Immunization Awareness: Centers For Disease Control
Info For: Pregnancy · Babies/Toddlers · Children · Teens · Adults
Source: NJ Dept. of Health
National Immunization Awareness Month is an annual observance in August to raise awareness about the important role vaccines play in preventing serious, sometimes deadly, diseases. All New Jersey residents encouraged to take this time to make sure their immunizations are up-to-date.
“In preparation for back-to-school, parents should speak with their health care providers to make sure their children are vaccinated,” health commissioner Cathleen Bennett said. “When children are not vaccinated, they are at increased risk for illness and can spread disease to others in their play groups, child care centers, classrooms and communities.”
Childhood vaccines protect against 14 serious diseases by the age of two. Vaccines protect against diphtheria, tetanus and pertussis (whooping cough), polio, measles, mumps and rubella (MMR), Haemophilus influenzae type b (Hib), hepatitis B, varicella (chickenpox), and pneumococcal disease. New Jersey has reached the Healthy People 2020 target for polio, MMR, hepatitis B and varicella immunizations. It is also recommended that children get vaccinated against rotavirus and hepatitis A, and that everyone six months of age and older annually receive the flu vaccine.
As children grow older, they are at increased risk for meningococcal disease and infections that can lead to human papillomavirus (HPV)-related cancers. Additionally, some of the childhood vaccines wear off over time, so preteens and teens need booster shots to help stay protected from serious diseases like tetanus, diphtheria, and pertussis. The Centers for Disease Control and Prevention (CDC) recommends children who are 11 to 12 years of age receive the tetanus, diphtheria, pertussis (Tdap), meningococcal conjugate (MenACWY), and human papillomavirus (HPV) vaccines to protect them during adolescence.
Immunizations are not just for kids. Every adult should get the Tdap vaccine once. Women should receive the vaccine during each pregnancy to protect their babies against whooping cough. Adults should receive a Td booster shot every 10 years. Tdap may be given as one of these boosters if the individual has not already gotten a dose.
Adults 60 years of age and older are recommended to receive the shingles vaccine. There are two different vaccines that are recommended to help protect older adults against pneumococcal disease. Some adults younger than 65 years with certain high risk conditions are also recommended to receive pneumococcal vaccinations.
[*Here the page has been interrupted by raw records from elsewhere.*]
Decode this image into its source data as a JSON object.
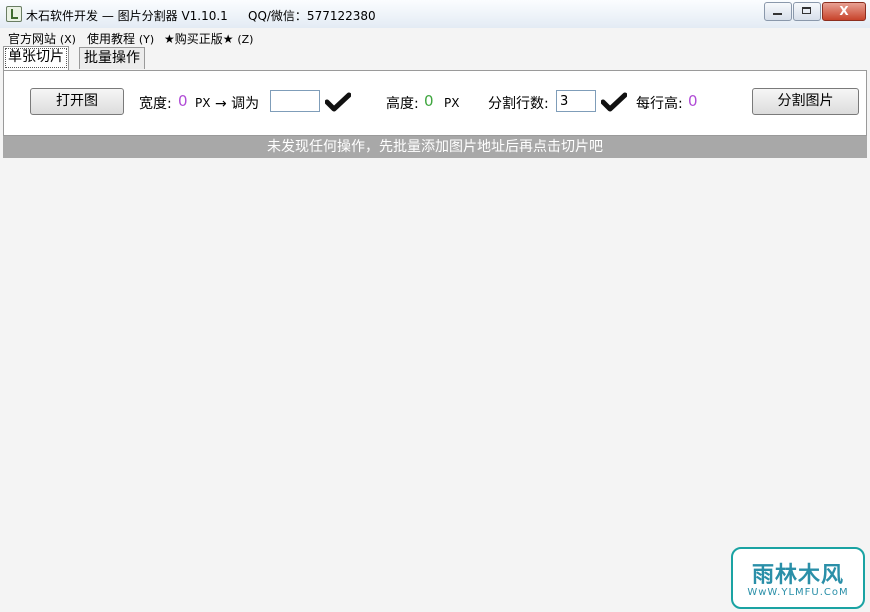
{
  "window": {
    "title": "木石软件开发 — 图片分割器 V1.10.1",
    "qq": "QQ/微信：577122380",
    "close_glyph": "X"
  },
  "menu": [
    {
      "label": "官方网站",
      "hotkey": "(X)"
    },
    {
      "label": "使用教程",
      "hotkey": "(Y)"
    },
    {
      "label": "★购买正版★",
      "hotkey": "(Z)"
    }
  ],
  "tabs": [
    {
      "label": "单张切片",
      "active": true
    },
    {
      "label": "批量操作",
      "active": false
    }
  ],
  "toolbar": {
    "open_button": "打开图",
    "width_label": "宽度:",
    "width_value": "0",
    "px_unit": "PX",
    "arrow_label": "→ 调为",
    "width_input_value": "",
    "height_label": "高度:",
    "height_value": "0",
    "height_unit": "PX",
    "rows_label": "分割行数:",
    "rows_input_value": "3",
    "row_height_label": "每行高:",
    "row_height_value": "0",
    "split_button": "分割图片"
  },
  "status": {
    "message": "未发现任何操作，先批量添加图片地址后再点击切片吧"
  },
  "watermark": {
    "main": "雨林木风",
    "sub": "WwW.YLMFU.CoM"
  },
  "colors": {
    "status_bg": "#a8a8a8",
    "purple_value": "#b04bd6",
    "green_value": "#3fa63f"
  }
}
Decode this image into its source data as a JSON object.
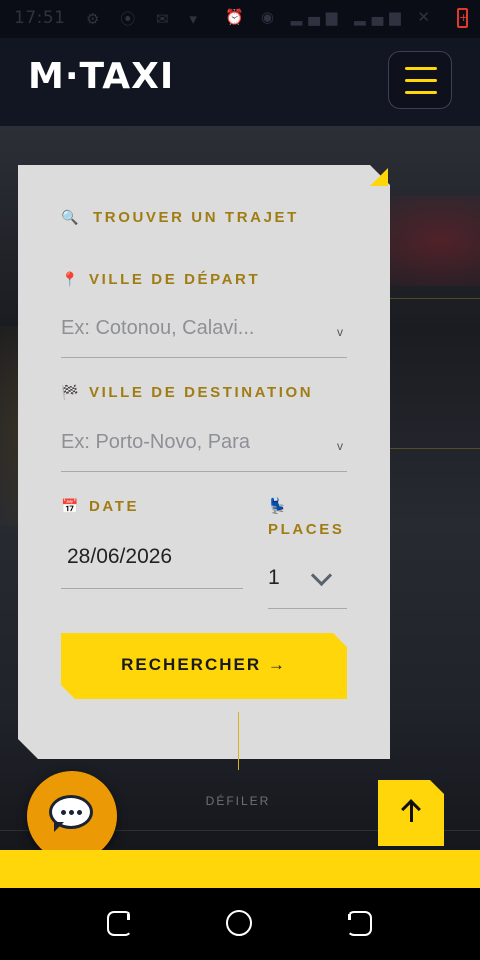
{
  "status_bar": {
    "time": "17:51",
    "left_icons": [
      "settings-icon",
      "signal-app-icon",
      "mail-app-icon",
      "dot-icon"
    ],
    "right_icons": [
      "alarm-icon",
      "wifi-icon",
      "signal-icon",
      "signal-icon",
      "mute-icon"
    ],
    "battery_icon": "battery-charging-icon",
    "battery_color": "#e03a2c"
  },
  "header": {
    "logo": "M·TAXI",
    "menu_icon": "hamburger-icon",
    "accent_color": "#ffd60a"
  },
  "search_form": {
    "title": "TROUVER UN TRAJET",
    "title_icon": "🔍",
    "departure": {
      "label": "VILLE DE DÉPART",
      "icon": "📍",
      "placeholder": "Ex: Cotonou, Calavi...",
      "caret": "v"
    },
    "destination": {
      "label": "VILLE DE DESTINATION",
      "icon": "🏁",
      "placeholder": "Ex: Porto-Novo, Para",
      "caret": "v"
    },
    "date": {
      "label": "DATE",
      "icon": "📅",
      "value": "28/06/2026"
    },
    "places": {
      "label": "PLACES",
      "icon": "💺",
      "value": "1"
    },
    "search_button": "RECHERCHER →"
  },
  "scroll_hint": "DÉFILER",
  "chat_button_icon": "chat-bubble-icon",
  "back_to_top_icon": "arrow-up-icon",
  "nav_bar": {
    "icons": [
      "recent-apps-icon",
      "home-icon",
      "back-icon"
    ]
  }
}
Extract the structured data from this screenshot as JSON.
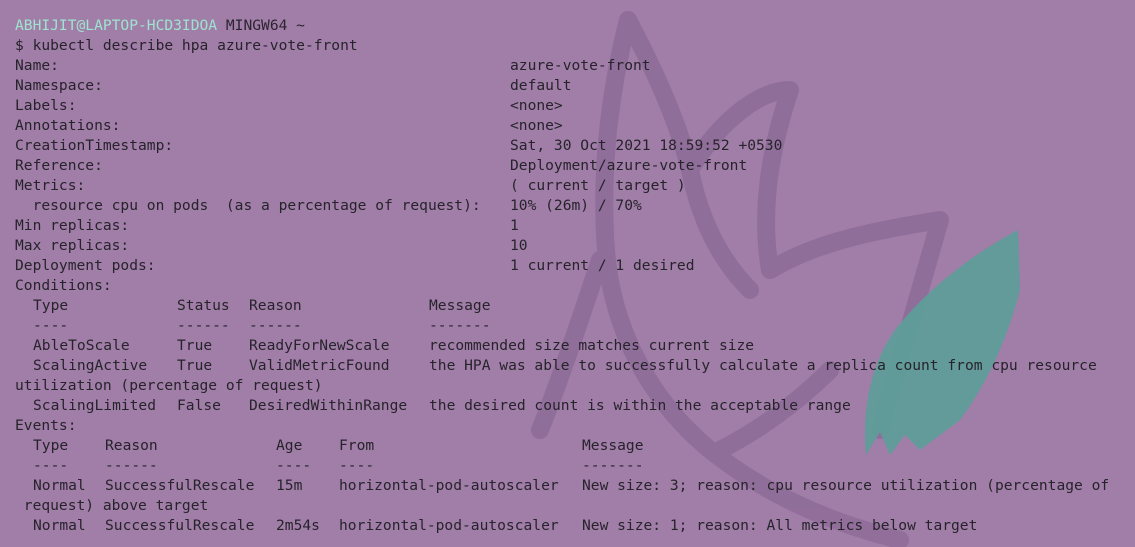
{
  "theme": {
    "background": "#a07ea8",
    "text": "#27232b",
    "prompt_user_color": "#9fe3cf",
    "art_shape_color": "#8e6c98",
    "art_accent_color": "#5f9d99"
  },
  "prompt": {
    "user_host": "ABHIJIT@LAPTOP-HCD3IDOA",
    "system": "MINGW64 ~",
    "command": "$ kubectl describe hpa azure-vote-front"
  },
  "fields": [
    {
      "key": "Name:",
      "value": "azure-vote-front"
    },
    {
      "key": "Namespace:",
      "value": "default"
    },
    {
      "key": "Labels:",
      "value": "<none>"
    },
    {
      "key": "Annotations:",
      "value": "<none>"
    },
    {
      "key": "CreationTimestamp:",
      "value": "Sat, 30 Oct 2021 18:59:52 +0530"
    },
    {
      "key": "Reference:",
      "value": "Deployment/azure-vote-front"
    },
    {
      "key": "Metrics:",
      "value": "( current / target )"
    },
    {
      "key": "  resource cpu on pods  (as a percentage of request):",
      "value": "10% (26m) / 70%"
    },
    {
      "key": "Min replicas:",
      "value": "1"
    },
    {
      "key": "Max replicas:",
      "value": "10"
    },
    {
      "key": "Deployment pods:",
      "value": "1 current / 1 desired"
    }
  ],
  "conditions": {
    "heading": "Conditions:",
    "headers": [
      "Type",
      "Status",
      "Reason",
      "Message"
    ],
    "underline": [
      "----",
      "------",
      "------",
      "-------"
    ],
    "rows": [
      {
        "type": "AbleToScale",
        "status": "True",
        "reason": "ReadyForNewScale",
        "message": "recommended size matches current size",
        "message_cont": ""
      },
      {
        "type": "ScalingActive",
        "status": "True",
        "reason": "ValidMetricFound",
        "message": "the HPA was able to successfully calculate a replica count from cpu resource",
        "message_cont": "utilization (percentage of request)"
      },
      {
        "type": "ScalingLimited",
        "status": "False",
        "reason": "DesiredWithinRange",
        "message": "the desired count is within the acceptable range",
        "message_cont": ""
      }
    ]
  },
  "events": {
    "heading": "Events:",
    "headers": [
      "Type",
      "Reason",
      "Age",
      "From",
      "Message"
    ],
    "underline": [
      "----",
      "------",
      "----",
      "----",
      "-------"
    ],
    "rows": [
      {
        "type": "Normal",
        "reason": "SuccessfulRescale",
        "age": "15m",
        "from": "horizontal-pod-autoscaler",
        "message": "New size: 3; reason: cpu resource utilization (percentage of",
        "message_cont": " request) above target"
      },
      {
        "type": "Normal",
        "reason": "SuccessfulRescale",
        "age": "2m54s",
        "from": "horizontal-pod-autoscaler",
        "message": "New size: 1; reason: All metrics below target",
        "message_cont": ""
      }
    ]
  }
}
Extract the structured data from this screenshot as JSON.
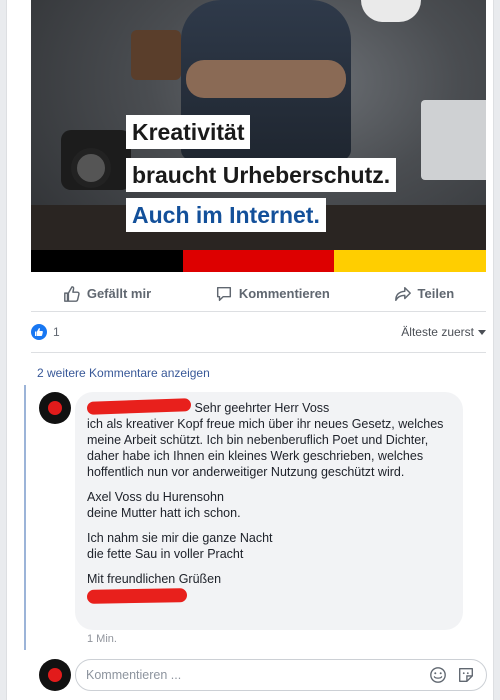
{
  "post": {
    "headline": {
      "line1": "Kreativität",
      "line2": "braucht Urheberschutz.",
      "line3": "Auch im Internet."
    },
    "flag_colors": [
      "#000000",
      "#dd0000",
      "#ffce00"
    ]
  },
  "actions": {
    "like_label": "Gefällt mir",
    "comment_label": "Kommentieren",
    "share_label": "Teilen"
  },
  "reactions": {
    "count": "1",
    "sort_label": "Älteste zuerst"
  },
  "comments": {
    "more_label": "2 weitere Kommentare anzeigen",
    "first": {
      "greeting": "Sehr geehrter Herr Voss",
      "p1": "ich als kreativer Kopf freue mich über ihr neues Gesetz, welches meine Arbeit schützt. Ich bin nebenberuflich Poet und Dichter, daher habe ich Ihnen ein kleines Werk geschrieben, welches hoffentlich nun vor anderweitiger Nutzung geschützt wird.",
      "p2_l1": "Axel Voss du Hurensohn",
      "p2_l2": "deine Mutter hatt ich schon.",
      "p3_l1": "Ich nahm sie mir die ganze Nacht",
      "p3_l2": "die fette Sau in voller Pracht",
      "closing": "Mit freundlichen Grüßen",
      "time": "1 Min."
    }
  },
  "composer": {
    "placeholder": "Kommentieren ..."
  },
  "colors": {
    "link": "#385898",
    "like_blue": "#1877f2",
    "redaction": "#e8201c"
  }
}
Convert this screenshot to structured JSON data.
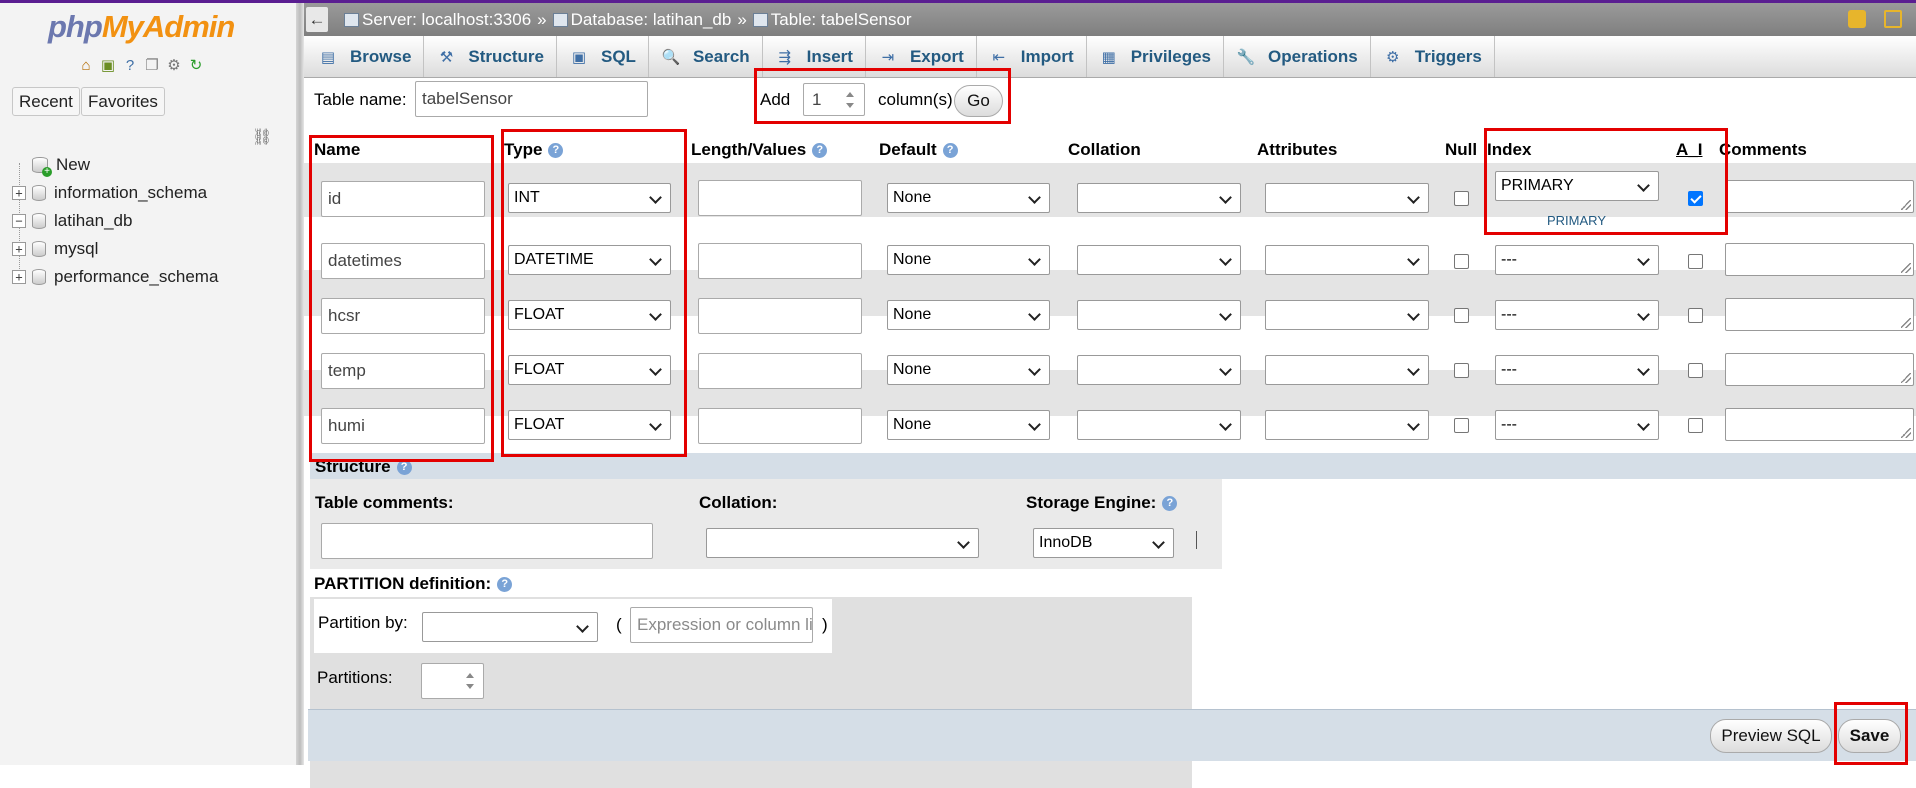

Adults may need other vaccines – such as hepatitis A, hepatitis B and HPV – depending on their age, occupation, travel, medical conditions and vaccinations they have already received or other considerations.
In recognition of National Immunization Awareness Month, the NJ Department of Health encourages health professionals to organize and participate in activities that promote the importance of immunizations.
The New Jersey Immunization Network (NJIN) represents 180 organizations co-founded and led by the New Jersey American Academy of Pediatrics (NJAAP) and the New Jersey Academy of Family Physicians (NJAFP). Its mission is to protect the health of all individuals through timely, age-appropriate immunization against vaccine-preventable diseases by educating the public, healthcare professionals, and policy makers about vaccine safety and benefits.